(Task goal)
Where does the string "this" appear in the records? Copy every line that contains it.

··· Excerpted data

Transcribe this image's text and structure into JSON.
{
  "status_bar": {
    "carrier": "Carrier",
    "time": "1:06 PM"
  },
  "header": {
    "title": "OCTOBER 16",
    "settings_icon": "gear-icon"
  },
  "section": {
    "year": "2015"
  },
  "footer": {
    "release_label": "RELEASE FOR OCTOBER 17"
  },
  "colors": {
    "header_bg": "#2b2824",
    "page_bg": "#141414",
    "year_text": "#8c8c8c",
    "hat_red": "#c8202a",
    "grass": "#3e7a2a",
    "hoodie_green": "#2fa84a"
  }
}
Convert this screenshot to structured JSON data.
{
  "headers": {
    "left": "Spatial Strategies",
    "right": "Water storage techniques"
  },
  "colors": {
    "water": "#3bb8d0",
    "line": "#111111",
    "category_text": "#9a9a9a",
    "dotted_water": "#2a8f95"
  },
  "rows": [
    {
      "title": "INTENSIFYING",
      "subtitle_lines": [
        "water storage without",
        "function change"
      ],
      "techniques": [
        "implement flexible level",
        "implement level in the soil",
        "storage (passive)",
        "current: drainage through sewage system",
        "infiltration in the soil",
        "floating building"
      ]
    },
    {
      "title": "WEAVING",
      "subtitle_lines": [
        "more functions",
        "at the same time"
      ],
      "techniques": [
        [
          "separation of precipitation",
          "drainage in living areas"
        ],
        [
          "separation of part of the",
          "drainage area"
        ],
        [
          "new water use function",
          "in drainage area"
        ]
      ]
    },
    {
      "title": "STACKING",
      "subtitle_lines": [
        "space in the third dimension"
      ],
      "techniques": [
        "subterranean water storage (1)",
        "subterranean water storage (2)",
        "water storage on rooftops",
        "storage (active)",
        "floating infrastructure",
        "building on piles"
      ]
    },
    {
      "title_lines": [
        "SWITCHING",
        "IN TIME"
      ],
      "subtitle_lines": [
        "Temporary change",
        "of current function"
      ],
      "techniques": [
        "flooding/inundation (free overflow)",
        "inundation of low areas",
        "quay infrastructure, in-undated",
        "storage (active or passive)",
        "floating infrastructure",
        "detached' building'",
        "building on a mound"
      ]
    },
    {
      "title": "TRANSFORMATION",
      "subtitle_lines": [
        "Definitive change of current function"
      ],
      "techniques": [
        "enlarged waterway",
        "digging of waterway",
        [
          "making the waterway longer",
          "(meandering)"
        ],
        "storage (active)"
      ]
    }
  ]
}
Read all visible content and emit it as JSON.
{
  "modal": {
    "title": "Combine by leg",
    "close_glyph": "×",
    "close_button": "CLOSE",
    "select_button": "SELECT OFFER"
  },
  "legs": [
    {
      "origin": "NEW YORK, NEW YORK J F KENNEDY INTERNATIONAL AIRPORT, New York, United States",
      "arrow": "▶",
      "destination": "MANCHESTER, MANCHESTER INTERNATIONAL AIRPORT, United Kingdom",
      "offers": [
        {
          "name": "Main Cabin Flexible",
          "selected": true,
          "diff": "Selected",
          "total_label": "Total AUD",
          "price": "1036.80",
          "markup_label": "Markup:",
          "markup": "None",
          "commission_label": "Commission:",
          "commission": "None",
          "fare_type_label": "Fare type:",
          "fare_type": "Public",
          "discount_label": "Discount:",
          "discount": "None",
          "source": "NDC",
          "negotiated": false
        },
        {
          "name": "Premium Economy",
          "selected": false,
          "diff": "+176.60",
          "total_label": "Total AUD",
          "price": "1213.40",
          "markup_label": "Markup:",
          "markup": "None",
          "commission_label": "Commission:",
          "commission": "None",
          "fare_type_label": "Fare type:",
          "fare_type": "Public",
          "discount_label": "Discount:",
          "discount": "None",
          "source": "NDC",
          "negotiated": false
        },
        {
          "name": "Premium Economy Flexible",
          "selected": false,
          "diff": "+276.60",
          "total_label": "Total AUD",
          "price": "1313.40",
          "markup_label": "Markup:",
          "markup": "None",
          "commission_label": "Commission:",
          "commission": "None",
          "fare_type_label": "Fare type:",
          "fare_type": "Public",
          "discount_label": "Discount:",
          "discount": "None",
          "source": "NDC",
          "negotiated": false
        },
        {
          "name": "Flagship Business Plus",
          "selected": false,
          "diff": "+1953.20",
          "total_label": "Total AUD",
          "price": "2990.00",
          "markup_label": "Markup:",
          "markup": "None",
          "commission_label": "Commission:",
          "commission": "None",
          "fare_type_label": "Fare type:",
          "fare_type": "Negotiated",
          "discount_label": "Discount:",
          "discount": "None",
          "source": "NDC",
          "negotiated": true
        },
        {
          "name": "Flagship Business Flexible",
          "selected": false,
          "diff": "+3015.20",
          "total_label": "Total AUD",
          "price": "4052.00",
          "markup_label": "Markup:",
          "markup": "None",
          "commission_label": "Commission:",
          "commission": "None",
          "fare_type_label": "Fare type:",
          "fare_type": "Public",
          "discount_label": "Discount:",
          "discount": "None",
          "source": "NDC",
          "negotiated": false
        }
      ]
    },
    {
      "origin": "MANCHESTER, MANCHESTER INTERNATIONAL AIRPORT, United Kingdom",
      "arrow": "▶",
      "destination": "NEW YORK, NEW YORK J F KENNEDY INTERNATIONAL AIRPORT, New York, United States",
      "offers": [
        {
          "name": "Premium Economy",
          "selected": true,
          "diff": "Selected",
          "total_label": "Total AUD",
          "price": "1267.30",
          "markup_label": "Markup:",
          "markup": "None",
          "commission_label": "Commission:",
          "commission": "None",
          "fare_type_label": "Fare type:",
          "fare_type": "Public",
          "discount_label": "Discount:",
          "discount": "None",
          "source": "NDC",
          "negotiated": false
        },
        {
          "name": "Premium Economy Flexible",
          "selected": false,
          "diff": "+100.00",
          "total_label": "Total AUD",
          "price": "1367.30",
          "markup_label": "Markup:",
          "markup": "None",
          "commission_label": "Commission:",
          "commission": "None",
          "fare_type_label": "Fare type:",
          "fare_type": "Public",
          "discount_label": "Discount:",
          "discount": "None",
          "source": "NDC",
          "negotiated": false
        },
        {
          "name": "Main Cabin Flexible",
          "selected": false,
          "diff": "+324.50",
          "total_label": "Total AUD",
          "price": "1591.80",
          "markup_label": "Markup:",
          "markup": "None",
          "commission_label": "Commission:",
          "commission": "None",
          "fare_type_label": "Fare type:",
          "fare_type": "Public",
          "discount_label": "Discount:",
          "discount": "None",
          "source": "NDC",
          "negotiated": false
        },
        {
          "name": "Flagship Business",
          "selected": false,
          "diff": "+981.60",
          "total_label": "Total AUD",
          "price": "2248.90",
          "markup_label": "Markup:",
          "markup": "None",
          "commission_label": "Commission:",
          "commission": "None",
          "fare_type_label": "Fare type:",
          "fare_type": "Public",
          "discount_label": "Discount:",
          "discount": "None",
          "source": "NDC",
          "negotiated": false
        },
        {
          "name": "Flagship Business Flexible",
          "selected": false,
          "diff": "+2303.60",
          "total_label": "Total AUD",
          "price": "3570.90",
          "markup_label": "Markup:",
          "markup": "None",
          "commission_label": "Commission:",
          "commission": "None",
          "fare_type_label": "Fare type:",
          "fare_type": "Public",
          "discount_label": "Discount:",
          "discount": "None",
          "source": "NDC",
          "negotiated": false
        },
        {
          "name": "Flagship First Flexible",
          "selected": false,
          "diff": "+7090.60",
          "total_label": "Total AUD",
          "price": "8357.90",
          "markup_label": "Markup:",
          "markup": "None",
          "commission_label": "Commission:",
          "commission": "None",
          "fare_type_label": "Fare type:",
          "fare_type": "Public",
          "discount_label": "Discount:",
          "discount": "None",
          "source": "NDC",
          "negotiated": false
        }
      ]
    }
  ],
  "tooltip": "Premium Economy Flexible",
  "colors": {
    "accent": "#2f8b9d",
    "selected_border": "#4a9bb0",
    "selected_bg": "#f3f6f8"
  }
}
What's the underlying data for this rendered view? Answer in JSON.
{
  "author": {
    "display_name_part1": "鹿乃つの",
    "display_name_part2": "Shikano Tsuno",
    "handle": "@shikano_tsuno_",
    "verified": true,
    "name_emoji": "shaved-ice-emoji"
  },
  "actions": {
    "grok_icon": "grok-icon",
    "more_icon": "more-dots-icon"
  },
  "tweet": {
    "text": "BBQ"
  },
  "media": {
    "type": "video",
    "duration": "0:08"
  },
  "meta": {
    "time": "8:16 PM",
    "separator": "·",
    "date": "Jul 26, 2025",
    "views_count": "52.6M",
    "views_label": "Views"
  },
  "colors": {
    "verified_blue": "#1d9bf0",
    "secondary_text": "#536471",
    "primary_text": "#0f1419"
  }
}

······

(Completed task)
Transcribe this image's text and structure into JSON.
Convert this screenshot to structured JSON data.
What's the underlying data for this rendered view? Answer in JSON.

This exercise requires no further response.